Wheelock Mountain was named for Dartmouth College’s founder, Eleazor Wheelock. Wilcox Mountain in Pittsfield was named for a leading citizen, Samuel Wilcox, during his lifetime. Wilcox tried to hike to the summit but found the grade too much for him, so he never saw the view from the peak that bears his name.
Mount Mansfield is indirectly named for Maj. Moses Mansfield, who settled a town in Connecticut. People from that town bought grants in the town of Mansfield, Vermont, sight unseen, not realizing that much of the land lay atop the state’s highest peak — hardly a convenient situation. The Legislature eventually dissolved Mansfield, the town, dividing the land between Stowe and Underhill, but the name stuck to the mountain.
The name Mansfield is perhaps less poetic than the Abenaki name for the peak, Mozodepowadso, which means Moosehead. White settlers tended to believe the mountain more closely resembled a human face looking skyward and named various parts of its summit the Nose, the Lips, the Chin and even the Adam’s Apple.

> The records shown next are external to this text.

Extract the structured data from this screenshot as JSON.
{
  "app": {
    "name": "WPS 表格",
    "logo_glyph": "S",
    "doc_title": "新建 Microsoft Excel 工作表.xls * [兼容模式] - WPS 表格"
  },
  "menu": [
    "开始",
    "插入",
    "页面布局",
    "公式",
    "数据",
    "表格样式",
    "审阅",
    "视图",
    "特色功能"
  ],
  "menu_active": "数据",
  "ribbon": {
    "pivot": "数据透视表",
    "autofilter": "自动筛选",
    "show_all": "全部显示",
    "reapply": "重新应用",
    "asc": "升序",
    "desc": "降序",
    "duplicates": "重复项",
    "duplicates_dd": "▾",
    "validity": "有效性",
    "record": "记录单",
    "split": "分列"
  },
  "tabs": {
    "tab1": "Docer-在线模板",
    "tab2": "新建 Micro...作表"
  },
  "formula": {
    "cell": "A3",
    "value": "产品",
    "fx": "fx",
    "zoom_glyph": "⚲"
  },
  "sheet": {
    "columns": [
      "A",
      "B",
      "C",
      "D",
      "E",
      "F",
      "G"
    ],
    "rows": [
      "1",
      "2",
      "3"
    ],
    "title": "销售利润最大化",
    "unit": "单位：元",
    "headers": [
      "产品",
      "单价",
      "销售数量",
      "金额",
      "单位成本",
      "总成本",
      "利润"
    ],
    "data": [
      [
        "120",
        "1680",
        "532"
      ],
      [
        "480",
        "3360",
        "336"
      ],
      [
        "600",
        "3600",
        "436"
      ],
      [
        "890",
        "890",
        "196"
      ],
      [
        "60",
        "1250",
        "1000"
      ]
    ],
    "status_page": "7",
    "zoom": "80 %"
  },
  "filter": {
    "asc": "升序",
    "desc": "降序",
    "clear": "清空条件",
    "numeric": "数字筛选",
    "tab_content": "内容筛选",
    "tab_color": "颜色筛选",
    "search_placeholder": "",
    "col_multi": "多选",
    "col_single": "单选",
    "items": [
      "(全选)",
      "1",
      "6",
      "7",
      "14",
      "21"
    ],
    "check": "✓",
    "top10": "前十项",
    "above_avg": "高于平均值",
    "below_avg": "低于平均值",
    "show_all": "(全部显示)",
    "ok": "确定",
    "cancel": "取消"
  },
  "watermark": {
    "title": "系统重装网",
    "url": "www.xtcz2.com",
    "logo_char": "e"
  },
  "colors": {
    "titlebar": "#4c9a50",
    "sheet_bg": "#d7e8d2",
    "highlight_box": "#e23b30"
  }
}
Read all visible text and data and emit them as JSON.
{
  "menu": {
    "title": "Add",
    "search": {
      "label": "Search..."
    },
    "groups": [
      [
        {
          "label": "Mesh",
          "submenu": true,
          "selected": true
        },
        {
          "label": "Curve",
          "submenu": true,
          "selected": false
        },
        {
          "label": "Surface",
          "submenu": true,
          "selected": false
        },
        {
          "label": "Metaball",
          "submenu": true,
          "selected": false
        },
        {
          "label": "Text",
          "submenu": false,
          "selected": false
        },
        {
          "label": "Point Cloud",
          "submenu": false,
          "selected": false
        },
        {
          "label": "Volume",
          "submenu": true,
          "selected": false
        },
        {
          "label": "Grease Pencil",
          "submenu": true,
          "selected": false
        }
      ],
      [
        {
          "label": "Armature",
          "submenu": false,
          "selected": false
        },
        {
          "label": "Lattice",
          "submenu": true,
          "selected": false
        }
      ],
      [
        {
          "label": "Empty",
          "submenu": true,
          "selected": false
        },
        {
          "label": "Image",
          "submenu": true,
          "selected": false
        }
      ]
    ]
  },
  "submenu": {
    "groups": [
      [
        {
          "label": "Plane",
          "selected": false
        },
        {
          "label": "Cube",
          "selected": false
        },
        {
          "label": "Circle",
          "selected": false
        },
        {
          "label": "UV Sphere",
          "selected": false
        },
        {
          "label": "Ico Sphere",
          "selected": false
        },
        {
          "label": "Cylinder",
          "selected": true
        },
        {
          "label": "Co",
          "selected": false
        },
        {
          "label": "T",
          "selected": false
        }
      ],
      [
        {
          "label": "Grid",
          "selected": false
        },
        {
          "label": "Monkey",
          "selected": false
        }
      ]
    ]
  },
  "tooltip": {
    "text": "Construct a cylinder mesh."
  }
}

Bone Mountain in Bolton was named for an early French settler in the area, not a body part. The man, known by the Anglicized name John Bone, moved to the area in 1782. In about 1798, he climbed the precipice, supposedly in hopes of curing a headache. He got lost and was still on the height when night fell. Soon he fell too, having taken a false step. Today Bone Mountain is popular among mountain climbers, who are drawn to the same sheer face that claimed Bone’s life.
Few of these names would likely have won Edward Hitchcock’s approval. In his efforts to replace what he saw as insufficiently lofty names for Vermont’s highest places, he suggested that in some cases the existing names could be improved by using their Greek or Latin equivalents. He suggested converting Bull Mountain into Mount Taurus, Buck Mountain into Mount Cervus, Snake Mountain into Mount Ophis, and Rattlesnake Mountain into Mount Crotalus, which derives from the Greek word for “rattle.” He wanted to rename Dummerston’s Black Mountain as Mount Albus, which means white. As a geologist, it annoyed him that a peak made of white granite would be named Black Mountain.
For Dorset Mountain, he decided a more suitable name would be Mount Eolus, for the ruler of the winds in Greek mythology. Eolus kept the winds inside a cave, waiting to be unleashed at his whim. The mountain in Dorset features a large cave, so Hitchcock and his students thought the name was perfect. Hitchock wrote: “Eolus is eminently appropriate, being classical, poetical, euphonical and suggestive.” He got his wish. The name remains on maps today, though they use its more common spelling, “Aeolus.”
Hitchcock was less successful when it came to rebranding the state’s other mountains. Mount Aeolus was Hitchcock’s one victory in his renaming campaign. Vermonters seemed to prefer their mountain names “vulgar.”